If that is the case, Craig won't come cheap: it's claimed that at one point he was offered $150 million to make two more Bonds.
But even supposing that he is ready to play Bond again, it is likely that this will be Craig's last time doing so. By 2019 he will have been in the role in films over a 13-year span, longer than any other Bond actor with the exception of Sean Connery's one-off appearance in Never Say Never Again (1983).
From a fresh blood perspective, this film would make sense as a sendoff to the Craig period.
What about the supporting cast?

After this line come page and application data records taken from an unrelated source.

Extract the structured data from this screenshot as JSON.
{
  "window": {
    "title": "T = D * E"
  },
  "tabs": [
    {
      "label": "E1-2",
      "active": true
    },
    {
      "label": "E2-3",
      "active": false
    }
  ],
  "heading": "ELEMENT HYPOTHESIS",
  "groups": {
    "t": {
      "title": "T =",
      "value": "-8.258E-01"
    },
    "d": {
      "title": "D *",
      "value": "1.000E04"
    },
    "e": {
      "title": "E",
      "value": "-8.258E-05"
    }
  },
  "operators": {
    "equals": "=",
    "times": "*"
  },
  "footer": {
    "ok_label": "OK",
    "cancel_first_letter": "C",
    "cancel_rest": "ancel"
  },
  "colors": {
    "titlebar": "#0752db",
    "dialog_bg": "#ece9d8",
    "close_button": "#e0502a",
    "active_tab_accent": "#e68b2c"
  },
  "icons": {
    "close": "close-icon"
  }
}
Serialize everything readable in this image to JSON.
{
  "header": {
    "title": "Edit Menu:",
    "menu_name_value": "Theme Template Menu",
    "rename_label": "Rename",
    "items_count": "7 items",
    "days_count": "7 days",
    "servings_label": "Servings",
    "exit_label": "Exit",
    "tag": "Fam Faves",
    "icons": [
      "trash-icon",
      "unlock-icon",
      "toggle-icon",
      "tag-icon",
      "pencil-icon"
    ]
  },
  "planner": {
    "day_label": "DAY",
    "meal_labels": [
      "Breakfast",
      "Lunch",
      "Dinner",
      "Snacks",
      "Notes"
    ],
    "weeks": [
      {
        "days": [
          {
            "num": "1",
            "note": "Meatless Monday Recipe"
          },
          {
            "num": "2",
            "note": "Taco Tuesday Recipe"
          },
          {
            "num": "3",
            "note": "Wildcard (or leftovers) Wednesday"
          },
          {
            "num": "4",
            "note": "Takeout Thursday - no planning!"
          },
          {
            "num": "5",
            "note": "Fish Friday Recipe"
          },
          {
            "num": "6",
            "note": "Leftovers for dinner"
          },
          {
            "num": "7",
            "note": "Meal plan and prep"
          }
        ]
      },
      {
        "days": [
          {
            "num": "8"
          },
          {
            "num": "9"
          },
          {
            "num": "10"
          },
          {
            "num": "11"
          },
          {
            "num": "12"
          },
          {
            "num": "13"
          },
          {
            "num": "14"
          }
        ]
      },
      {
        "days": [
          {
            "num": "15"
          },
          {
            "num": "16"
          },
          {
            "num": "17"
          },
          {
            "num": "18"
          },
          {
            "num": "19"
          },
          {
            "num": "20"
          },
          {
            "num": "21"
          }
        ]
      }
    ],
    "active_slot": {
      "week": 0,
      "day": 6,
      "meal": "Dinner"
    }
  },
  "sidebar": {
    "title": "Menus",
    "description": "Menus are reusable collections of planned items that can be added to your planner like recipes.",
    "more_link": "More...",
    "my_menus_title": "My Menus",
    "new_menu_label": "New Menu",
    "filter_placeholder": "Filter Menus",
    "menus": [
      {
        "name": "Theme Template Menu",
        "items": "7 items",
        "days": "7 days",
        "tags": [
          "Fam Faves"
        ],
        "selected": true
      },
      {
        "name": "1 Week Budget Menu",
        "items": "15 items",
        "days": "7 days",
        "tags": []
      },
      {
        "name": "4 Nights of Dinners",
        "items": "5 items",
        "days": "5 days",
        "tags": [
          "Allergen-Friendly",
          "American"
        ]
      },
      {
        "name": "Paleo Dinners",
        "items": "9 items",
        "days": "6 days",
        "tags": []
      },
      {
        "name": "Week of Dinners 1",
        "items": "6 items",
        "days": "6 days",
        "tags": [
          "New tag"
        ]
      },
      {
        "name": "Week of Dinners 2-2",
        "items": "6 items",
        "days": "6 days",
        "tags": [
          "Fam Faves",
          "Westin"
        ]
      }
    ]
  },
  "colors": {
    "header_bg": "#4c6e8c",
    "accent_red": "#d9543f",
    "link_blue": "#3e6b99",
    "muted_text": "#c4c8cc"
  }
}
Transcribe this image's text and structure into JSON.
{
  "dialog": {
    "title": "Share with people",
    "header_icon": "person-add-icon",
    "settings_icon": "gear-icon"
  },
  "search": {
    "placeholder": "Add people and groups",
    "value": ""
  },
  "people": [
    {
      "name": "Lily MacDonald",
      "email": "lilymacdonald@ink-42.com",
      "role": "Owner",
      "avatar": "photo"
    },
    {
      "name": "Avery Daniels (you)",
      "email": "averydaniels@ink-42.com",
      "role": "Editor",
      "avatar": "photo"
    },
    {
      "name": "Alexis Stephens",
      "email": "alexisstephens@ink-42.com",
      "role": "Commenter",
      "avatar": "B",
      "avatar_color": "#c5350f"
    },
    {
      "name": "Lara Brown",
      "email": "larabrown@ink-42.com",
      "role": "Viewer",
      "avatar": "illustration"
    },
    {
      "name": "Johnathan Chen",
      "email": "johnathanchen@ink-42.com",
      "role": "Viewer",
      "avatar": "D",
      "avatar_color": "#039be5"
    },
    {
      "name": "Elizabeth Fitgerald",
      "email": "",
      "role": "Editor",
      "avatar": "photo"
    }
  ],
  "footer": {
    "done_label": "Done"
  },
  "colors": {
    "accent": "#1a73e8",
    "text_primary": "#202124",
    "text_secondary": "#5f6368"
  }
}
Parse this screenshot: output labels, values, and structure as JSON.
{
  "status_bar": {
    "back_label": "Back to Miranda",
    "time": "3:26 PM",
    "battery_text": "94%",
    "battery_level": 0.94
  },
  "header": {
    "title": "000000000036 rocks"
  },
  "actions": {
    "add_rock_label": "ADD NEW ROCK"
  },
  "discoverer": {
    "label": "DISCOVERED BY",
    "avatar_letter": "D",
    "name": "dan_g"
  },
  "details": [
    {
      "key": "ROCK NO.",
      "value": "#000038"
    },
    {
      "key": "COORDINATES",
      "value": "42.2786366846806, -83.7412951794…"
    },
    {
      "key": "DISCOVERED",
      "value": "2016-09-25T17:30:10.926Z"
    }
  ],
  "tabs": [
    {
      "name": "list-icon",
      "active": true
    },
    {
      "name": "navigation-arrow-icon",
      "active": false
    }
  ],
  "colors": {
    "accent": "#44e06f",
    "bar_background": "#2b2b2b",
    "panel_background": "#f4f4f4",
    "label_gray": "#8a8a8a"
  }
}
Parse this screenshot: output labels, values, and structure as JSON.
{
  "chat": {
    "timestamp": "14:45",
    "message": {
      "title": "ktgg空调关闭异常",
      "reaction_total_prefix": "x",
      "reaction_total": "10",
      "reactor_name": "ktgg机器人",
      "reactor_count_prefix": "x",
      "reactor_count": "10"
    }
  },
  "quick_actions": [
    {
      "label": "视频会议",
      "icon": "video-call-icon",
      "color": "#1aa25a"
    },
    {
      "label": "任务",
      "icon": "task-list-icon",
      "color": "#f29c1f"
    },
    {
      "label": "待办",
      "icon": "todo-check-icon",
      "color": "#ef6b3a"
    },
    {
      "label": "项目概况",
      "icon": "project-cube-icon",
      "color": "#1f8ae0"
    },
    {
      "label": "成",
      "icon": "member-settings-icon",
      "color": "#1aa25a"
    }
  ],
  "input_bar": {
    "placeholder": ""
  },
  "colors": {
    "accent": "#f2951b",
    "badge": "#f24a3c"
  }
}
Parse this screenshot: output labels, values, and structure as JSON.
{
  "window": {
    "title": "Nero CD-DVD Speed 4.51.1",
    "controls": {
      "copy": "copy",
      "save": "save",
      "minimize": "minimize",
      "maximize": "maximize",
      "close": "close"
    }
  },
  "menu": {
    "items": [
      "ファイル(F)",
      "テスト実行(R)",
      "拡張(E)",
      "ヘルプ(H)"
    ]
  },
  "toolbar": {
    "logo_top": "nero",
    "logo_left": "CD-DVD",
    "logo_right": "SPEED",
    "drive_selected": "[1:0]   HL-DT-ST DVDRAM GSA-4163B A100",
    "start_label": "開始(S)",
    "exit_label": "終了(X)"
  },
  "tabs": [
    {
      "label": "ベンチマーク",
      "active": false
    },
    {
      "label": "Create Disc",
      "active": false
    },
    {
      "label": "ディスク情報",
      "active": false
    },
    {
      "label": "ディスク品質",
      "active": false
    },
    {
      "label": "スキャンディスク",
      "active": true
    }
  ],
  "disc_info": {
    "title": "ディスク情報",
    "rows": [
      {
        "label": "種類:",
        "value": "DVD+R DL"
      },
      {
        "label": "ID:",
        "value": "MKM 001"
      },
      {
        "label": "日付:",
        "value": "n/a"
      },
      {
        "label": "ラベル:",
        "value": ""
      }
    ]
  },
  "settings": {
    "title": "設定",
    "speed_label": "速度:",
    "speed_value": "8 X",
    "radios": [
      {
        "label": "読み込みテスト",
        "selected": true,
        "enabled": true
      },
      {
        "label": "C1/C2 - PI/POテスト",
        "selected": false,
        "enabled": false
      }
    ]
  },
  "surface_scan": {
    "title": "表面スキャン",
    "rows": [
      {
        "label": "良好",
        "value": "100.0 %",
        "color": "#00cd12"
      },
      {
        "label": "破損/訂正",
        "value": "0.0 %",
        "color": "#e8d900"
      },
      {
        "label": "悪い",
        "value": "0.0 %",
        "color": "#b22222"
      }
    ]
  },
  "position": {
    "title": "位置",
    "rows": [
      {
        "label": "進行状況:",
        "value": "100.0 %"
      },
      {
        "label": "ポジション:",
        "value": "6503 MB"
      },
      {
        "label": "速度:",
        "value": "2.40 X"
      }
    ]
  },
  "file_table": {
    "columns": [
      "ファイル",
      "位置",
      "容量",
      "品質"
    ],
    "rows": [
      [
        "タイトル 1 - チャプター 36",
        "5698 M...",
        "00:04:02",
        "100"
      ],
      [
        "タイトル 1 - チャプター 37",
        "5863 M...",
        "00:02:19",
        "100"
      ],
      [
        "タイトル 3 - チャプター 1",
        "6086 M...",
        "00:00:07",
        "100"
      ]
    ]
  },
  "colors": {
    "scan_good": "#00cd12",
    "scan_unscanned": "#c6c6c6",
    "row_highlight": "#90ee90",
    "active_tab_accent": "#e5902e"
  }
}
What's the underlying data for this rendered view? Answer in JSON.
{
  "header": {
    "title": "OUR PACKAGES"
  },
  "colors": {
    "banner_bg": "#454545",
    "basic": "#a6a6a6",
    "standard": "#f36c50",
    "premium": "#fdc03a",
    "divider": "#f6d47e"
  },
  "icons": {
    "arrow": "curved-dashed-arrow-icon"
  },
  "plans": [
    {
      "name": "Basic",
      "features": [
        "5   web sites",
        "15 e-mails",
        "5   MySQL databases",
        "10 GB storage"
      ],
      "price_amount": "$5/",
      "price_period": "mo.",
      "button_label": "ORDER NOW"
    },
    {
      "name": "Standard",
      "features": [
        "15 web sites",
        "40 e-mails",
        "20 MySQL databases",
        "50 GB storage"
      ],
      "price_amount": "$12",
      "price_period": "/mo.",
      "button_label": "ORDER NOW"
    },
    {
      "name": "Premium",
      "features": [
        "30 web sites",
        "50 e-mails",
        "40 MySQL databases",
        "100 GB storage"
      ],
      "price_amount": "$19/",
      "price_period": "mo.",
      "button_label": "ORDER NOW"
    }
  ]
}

It also follows then that the story of Craig's Bond and recurring (or more appropriately, surviving) characters should be wrapped up neatly. The matter of which cast members are returning can tell us a lot about the story even in the absence of other knowledge.
(2015) revealed Ernst Stavro Blofeld, played by Christoph Waltz, to be the "author" of all of Bond's suffering from
onwards. Though he was captured, it seems improbable that the producers would waste time and money introducing the franchise's most famous villain, only to ignore him one movie later.
Waltz has admitted to feeling that he didn't "nail" the character first time around, but his Blofeld spent most of the film concealing his identity, and doing very little in the way of world domination. Perhaps a more adventurous script (and a lot of money) will get him back for sure.
The Craig films have also spent more time exploring Bond's (seemingly doomed) romantic arcs, but so far no Bond girl has made it alive into the sequel.
It appeared that this cycle had been broken by Spectre, when Bond escaped with Lea Seydoux's character, the Vesper Lynd-substitute Madeleine Swann. In a world where no cinematic universe wants to be inattentive to female audiences (even the Bond films), it's very probable that Seydoux will also make a return.
And it won't be too much of a surprise if Ralph Fiennes' M, Naomie Harris' Moneypenny and Ben Whishaw's Q are also assisting Bond. These interpretations of the characters are getting settled in and it makes little sense for them to be gone, especially when former incumbents in those roles were long-term Bond fixtures.
Where will it shoot?
As is standard procedure on Bond films, at least one location for Bond 25 has apparently been found long before a word of the script has been typed.
According to reports in February, the Croatian city of Dubrovnik has been in "advanced negotiations" to host the production. Dubrovnik is also used as a location in Game of Thrones.
Who will direct?
The director with the most momentum/wishcasting behind him is Christopher Nolan, who talks regularly about his love of the character and influence taken from the series.
With Dunkirk released he would be expected to have his next film due in 2019/20, so it's a window he could fall right into.
He has also admitted to talking to the Bond producers Michael G. Wilson and Barbara Broccoli, who would surely be keen to draft him given the likely revenue and critical praise his attachment could attract.
The only qualifier is how much creative control the producers are willing to give Nolan, who usually writes his own scripts, or collaborates with his brother Jonathan.
Danny Boyle is another well-known British director who may also be considered "due" the honour of directing one of the most well-known British franchises, and with Sam Mendes' precedent, the series' producers may have no problems delegating directing duties to another auteur filmmaker.
Or could it be Paul McGuigan, the Scottish director reportedly favoured by Wilson and Broccoli after they produced his forthcoming drama Film Stars Don't Die in Liverpool?
Though Wilson and Broccoli prefer to hire British (or British-connected) directors, they could also be tempted by Denis Villeneuve, the director of Sicario, Arrival and this year's Blade Runner 2049, who has expressed interest himself.